It’s one of Beijing’s most anticipated diplomatic events of the year but the heads of most major Western countries won’t be there – and neither will North Korean leader Kim Jong-un.
As Beijing on Tuesday announced a guest list of more than 40 foreign representatives who would attend a military parade to mark the 70th anniversary of the end of the second world war on September 3, observers said China’s “true friends” had made themselves known.
State leaders to attend the event include Russian President Vladimir Putin, South Korean President Park Geun-hye, South African President Jacob Zuma and Pakistan’s President Mamnoon Hussain. The only head of state or government from the EU is Czech President Milos Zeman.
Prime Minister Shinzo Abe of Japan will not be attend
ing, though former Japanese prime minister Tomiichi Murayama will.
Pyongyang will send its Politburo member Choe Ryong-hae.
The United States, Canada and Germany will send representatives from their diplomatic missions in China, while France and Italy will send foreign ministers.
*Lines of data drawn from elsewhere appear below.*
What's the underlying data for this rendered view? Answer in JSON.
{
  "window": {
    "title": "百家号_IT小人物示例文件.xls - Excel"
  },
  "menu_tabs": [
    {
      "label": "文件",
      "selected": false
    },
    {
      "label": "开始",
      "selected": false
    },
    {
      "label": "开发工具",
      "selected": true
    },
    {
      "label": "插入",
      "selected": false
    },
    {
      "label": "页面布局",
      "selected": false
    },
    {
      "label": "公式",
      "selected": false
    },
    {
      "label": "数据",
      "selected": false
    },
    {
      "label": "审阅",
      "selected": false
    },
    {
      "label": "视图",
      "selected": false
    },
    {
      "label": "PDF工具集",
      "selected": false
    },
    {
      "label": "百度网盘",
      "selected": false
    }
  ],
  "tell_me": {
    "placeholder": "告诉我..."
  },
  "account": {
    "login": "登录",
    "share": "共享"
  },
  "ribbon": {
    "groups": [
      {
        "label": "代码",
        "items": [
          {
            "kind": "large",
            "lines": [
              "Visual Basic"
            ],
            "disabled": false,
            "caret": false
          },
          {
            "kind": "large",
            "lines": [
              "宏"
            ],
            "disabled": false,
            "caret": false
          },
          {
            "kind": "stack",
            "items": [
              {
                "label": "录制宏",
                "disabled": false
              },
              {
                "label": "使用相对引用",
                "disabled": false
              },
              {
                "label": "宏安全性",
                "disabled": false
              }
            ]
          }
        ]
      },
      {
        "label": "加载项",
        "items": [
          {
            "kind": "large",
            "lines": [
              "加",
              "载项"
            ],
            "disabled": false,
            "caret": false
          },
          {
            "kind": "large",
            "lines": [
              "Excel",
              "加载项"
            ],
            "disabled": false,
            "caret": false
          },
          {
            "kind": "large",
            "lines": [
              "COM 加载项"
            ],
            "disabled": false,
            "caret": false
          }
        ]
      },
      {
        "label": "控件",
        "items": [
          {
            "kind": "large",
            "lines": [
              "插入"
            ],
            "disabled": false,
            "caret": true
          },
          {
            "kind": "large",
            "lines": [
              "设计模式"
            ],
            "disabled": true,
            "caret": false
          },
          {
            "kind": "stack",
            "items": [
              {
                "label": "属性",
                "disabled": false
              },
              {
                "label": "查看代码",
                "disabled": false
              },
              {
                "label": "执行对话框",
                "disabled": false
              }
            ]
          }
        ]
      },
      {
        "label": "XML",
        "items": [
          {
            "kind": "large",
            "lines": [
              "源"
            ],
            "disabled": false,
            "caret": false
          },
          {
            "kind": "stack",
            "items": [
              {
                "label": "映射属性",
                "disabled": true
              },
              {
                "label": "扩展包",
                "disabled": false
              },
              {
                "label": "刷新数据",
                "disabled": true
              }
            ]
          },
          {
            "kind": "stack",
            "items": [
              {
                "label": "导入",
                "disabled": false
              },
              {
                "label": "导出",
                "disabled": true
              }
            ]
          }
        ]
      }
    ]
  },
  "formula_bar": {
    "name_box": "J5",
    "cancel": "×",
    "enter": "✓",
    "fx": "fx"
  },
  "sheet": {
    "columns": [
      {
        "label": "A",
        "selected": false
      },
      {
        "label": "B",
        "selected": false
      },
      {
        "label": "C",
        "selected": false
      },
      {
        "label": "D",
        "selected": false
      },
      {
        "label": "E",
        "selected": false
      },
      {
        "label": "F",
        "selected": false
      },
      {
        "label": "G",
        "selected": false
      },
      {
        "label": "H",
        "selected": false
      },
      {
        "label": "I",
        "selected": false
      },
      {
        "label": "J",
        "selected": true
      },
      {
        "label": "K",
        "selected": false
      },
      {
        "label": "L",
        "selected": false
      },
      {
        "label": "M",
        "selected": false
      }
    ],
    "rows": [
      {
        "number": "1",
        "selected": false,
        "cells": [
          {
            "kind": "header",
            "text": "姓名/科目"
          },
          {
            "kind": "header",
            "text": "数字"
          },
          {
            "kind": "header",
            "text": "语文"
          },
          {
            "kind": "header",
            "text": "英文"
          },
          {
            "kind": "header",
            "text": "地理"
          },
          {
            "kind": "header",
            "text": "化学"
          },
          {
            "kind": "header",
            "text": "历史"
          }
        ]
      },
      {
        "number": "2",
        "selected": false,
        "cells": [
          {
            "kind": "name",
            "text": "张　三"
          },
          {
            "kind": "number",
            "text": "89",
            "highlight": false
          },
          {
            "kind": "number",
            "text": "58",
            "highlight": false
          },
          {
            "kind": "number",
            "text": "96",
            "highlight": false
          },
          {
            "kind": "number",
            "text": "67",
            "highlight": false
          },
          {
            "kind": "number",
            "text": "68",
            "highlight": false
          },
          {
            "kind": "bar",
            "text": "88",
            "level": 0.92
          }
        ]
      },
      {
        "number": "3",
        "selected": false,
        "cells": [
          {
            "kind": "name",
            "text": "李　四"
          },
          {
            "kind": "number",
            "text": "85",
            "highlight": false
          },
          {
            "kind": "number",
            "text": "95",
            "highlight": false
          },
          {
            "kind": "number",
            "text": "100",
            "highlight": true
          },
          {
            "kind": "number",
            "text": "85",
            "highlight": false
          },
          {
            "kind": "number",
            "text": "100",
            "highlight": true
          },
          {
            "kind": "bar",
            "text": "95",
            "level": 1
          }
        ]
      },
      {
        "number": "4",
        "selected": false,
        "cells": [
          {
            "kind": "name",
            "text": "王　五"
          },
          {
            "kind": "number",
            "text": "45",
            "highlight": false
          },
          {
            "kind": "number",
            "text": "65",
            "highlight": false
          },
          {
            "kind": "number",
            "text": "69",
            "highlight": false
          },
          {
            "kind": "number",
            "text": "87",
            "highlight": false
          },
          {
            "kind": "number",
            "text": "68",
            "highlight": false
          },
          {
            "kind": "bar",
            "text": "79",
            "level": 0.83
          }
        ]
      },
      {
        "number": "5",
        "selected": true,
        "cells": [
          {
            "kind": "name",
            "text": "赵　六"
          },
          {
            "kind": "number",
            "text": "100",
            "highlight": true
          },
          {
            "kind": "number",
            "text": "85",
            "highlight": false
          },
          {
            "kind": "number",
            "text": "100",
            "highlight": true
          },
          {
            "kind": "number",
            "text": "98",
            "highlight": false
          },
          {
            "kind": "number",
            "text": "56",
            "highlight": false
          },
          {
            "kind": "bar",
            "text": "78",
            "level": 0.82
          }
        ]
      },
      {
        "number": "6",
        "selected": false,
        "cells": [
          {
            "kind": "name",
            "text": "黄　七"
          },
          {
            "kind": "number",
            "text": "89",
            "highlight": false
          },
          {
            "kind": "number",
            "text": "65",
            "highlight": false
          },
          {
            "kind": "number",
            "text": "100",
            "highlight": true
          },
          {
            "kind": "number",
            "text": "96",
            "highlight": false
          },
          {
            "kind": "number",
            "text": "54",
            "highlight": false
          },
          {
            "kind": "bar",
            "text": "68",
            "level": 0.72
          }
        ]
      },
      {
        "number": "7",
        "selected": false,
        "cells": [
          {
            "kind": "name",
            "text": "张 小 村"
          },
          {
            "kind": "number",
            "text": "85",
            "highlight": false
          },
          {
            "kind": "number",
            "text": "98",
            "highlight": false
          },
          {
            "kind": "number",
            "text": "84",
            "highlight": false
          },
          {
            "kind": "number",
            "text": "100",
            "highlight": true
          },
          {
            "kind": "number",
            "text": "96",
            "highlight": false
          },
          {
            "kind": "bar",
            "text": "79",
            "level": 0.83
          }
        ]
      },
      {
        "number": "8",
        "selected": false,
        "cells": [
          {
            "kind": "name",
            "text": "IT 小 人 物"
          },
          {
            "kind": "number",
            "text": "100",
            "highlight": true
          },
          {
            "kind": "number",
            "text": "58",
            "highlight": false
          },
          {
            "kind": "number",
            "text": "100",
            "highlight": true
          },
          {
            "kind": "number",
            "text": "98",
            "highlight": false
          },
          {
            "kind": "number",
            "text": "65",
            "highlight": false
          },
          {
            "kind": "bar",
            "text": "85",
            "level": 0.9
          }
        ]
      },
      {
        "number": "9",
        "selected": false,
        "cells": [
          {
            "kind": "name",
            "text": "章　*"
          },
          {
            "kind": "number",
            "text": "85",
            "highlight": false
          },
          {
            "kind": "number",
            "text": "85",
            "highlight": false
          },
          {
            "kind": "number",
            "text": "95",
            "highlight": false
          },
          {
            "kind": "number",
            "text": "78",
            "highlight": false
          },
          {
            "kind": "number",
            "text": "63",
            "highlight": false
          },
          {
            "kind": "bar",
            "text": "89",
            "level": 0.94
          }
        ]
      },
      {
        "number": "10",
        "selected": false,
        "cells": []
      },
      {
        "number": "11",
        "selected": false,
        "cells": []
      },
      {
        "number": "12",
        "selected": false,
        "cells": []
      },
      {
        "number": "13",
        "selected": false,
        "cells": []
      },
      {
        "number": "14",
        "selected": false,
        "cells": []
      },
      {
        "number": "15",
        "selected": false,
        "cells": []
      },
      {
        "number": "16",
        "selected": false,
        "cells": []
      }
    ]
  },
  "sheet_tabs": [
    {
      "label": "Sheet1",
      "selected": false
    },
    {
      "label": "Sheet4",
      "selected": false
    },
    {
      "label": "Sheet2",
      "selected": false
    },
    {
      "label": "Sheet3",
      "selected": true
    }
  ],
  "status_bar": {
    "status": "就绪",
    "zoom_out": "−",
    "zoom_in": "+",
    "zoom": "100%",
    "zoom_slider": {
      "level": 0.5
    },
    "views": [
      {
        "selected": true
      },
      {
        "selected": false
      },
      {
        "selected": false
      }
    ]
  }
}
International relations expert Jin Canrong, of Renmin University, said the list reflected strategic suspicions between Beijing and the West. “One of the diplomatic aims behind the military parade is to make clear who will be China’s true friends,” Jin said. “Obviously, Russia and South Korea have expressed [their intent] with deeds.”
Cui Zhiying, a professor of Korean affairs at Tongji University in Shanghai, said Beijing had not expected Kim to attend, because he had also missed Moscow’s Victory Day parade in May.
“Park finally decided to attend the military parade in Beijing because of the reality of interdependent economic relations between China and South Korea,” Cui said. “It’s a fact that Seoul is an ally of Washington, but this is limited to military security.”
The event, seen as a show of might by Beijing as it takes a more assertive approach to diplomacy, will involve 12,000 soldiers and 500 pieces of hardware passing through Tiananmen Square.
Analysts have claimed some leaders feared the events would have an overtly nationalistic or anti-Japanese tone, but Beijing has denied this.
Beijing-based political analyst Zhang Lifan said the parade was aimed at shifting public attention from domestic dissatisfaction to international issues, and would reinfo
rce negative public sentiment against the US and Japan. “The parade will help increase nationalist sentiment, by showing the public that China has become a real power under the leadership of the Communist Party,” he said.